By Ben Markley
Paul Restivo, adjunct assistant professor of English, had his first encounter with vampire literature at a young age when he read Christopher Pike’s series, “The Last Vampire.”
“It was one of the first books that I really just kind of became infatuated with,” he said. “The story and this idea of never-ending life, of being immortal, and with me growing up Catholic, this idea of eternal life was really sort of fascinating to me.”
He had no way of knowing, however, that decades into the future he would be proposing vampire literature as the focus of the English department’s Special Topics course.
“One of the ‘Twilight’ movies had just come out, and I was just really in tune to the fact that so many reluctant readers were reading ‘Twilight,'” he said. “It just made me think, if I can lure in reluctant readers and get them to talk about literature in a critical, analytical way, I think I’m doing something good.”
The class, offered exclusively fall 2012, will analyze and discuss vampires in literature and film, from Bram Stoker’s classic “Dracula” to “Buffy the Vampire Slayer” to modern manifestations such as Stephenie Meyer’s “Twilight” and the show “True Blood.”
“Really what we’re doing here is defining the genre, defining the elements of vampire literature and film,” Restivo said.
Restivo said vampire literature explores a variety of themes, from romance to religion to HIV.
“I think that’s important, to be able to see the connection with the theme and content from very elevated sort of classical literature to the more pop culture stuff, and to see that they do connect,” he said. “You can have critical, meaningful discussions and analysis of very popular texts.”
He said that while vampire literature has been around for ages, recent authors have revitalized it by focusing on a new demographic.
“Charlaine Harris with the ‘True Blood’ series and then Stephenie Meyer with ‘Twilight’ really kind of brought [vampires] to teens,” he said. “When you bring stuff to teens and it explodes, it explodes at a societal and a cultural level.”
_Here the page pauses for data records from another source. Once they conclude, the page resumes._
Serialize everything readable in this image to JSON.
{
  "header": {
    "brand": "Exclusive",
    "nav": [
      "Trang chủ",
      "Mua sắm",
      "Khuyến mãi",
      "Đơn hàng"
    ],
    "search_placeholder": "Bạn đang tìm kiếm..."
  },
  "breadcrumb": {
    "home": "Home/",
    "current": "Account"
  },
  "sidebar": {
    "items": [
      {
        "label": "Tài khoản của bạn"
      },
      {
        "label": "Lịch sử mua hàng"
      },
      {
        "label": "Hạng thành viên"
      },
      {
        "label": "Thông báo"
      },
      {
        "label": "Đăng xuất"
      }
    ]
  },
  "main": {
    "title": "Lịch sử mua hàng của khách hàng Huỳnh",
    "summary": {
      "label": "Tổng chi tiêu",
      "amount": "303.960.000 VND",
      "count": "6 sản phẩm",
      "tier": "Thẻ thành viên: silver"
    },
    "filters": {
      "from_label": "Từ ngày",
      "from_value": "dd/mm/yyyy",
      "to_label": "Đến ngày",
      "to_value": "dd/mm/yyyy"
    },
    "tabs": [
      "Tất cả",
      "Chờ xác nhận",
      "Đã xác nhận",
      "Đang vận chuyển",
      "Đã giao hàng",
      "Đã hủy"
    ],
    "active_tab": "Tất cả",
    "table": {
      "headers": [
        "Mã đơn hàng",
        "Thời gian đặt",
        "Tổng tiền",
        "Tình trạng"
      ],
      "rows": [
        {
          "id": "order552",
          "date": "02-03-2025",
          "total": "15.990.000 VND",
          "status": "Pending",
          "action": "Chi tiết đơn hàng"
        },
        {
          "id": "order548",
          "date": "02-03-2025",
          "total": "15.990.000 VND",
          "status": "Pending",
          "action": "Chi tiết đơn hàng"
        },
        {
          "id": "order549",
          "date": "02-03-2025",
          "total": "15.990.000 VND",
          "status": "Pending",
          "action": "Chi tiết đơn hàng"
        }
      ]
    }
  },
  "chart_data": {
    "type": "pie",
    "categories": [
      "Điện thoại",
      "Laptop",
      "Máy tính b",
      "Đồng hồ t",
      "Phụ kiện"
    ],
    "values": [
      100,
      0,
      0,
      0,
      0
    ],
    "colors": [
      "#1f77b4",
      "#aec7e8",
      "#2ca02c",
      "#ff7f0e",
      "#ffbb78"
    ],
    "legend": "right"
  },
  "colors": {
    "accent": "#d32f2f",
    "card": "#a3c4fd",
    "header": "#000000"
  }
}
Despite some negative stigma surrounding the young adult “Twilight” series, Restivo said the course would cover Meyer’s books.
“How could you go 16 weeks in a course and not talk about ‘Twilight’ when it has resurrected the genre essentially?” he said. “Whether that is quality literature or brain candy or whatever, you have to talk about it, and I will.”
However students feel about “Twilight,” Restivo said it will not impact where they stand in the course.
“We will not tolerate vampire snobs,” he said. “We will embrace you, but nobody is going to condemn others for not having the obsession of vampire trivia and knowledge that others have.”
Anna Ladd, student, said the course could be a good segue for those who don’t usually read classic novels.
“I guess you have people going in to talk about ‘Twilight’ and then reading ‘Dracula,'” she said. “That could be cool.”
Rachel Mullenbruch, student, said her main concern was the relevance of the course to a degree.
”I’m just trying to imagine how a class like that would transfer,” she said. “It just doesn’t seem very practical.”
In the end, Restivo said the goal was to get students reading and thinking.
”It’s like tricking the students, it really is,” he said. “It’s like hiding vegetables in a really tasty fruit smoothie, because they’re going to be doing stuff every class period that they really like, but every single day they’ll be doing stuff that they tell you they hate like analyzing and synthesizing and researching.”
Contact Ben Markley, sports editor, at email@example.com.